Because most people come to working with Drupal professionally through teaching themselves, everyone seems to have their own methodologies for building sites using the framework.  I've advocated working live off of remote development servers for a long time which the belief that it prepares you early on for any hiccups that may arise relating to the nuances of your hosting environment, but then today rethought that approach.  The problem was that Media Temple, who is generally pretty reliable, got very very slow with mysql access speeds and I began to get frustrated building out a client's site at tricycle speeds.

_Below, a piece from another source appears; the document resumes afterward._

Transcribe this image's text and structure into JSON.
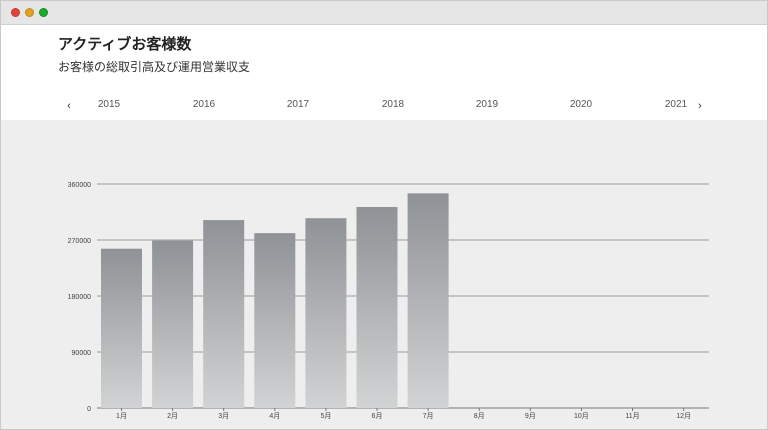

So, I rolled up my sleeves and prepped my trusty Macbook Pro to help me finish up development on this site.  For this, I needed a Linux-Apache-Mysql-PHP stack installed (LAMP) and decided to use a software package called MAMP - which is very easy to install.  After futzing with the php.ini file to get things up to my preference (upping the upload max file size restrictions etc...) I moved the site I'm working on off of our dev server by tarballing it and then using the WGET command in shell.  Note: WGET apparently doesn't ship with macs so you'll need to install it - I found a package and instructions from statusq.org very helpful.

In just a few minutes (our internet connection is quite fast), I had untar-ed the package containing my site's files and database and repointed the settings.php file to the new localhost database location and was off to the races - I can't believe how fast work has gone this afternoon on this project... Up until you need to show a remote client or project partner your work, this approach is lightning quick and extremely fun :)

For more insight into setting up your own development environment I highly recommend peeping the article on drupal.org.

(Written by Qasim - Principal/Founder @ Design Guru)

Wednesday Sep 15 '10A new beginning for our Why Drupal blog

Just over 3 years ago I launched a blog called 'Why Drupal?' which resided at http://whydrupal.com and served as a repository for tips and tricks picked up along the path of learning and working with the Drupal Content Management System/Framework. Since then, Design Guru has focused 90% of our efforts in building groovy web places to working with Drupal and we thought to finally migrate the blog over here to our main site.

In addition to posting more frequently, you can look out for some video content we've been working on to help explain what Drupal is, and why we love working with it - so please check this space over the next few weeks!

(Written by Qasim - Principal/Founder @ Design Guru)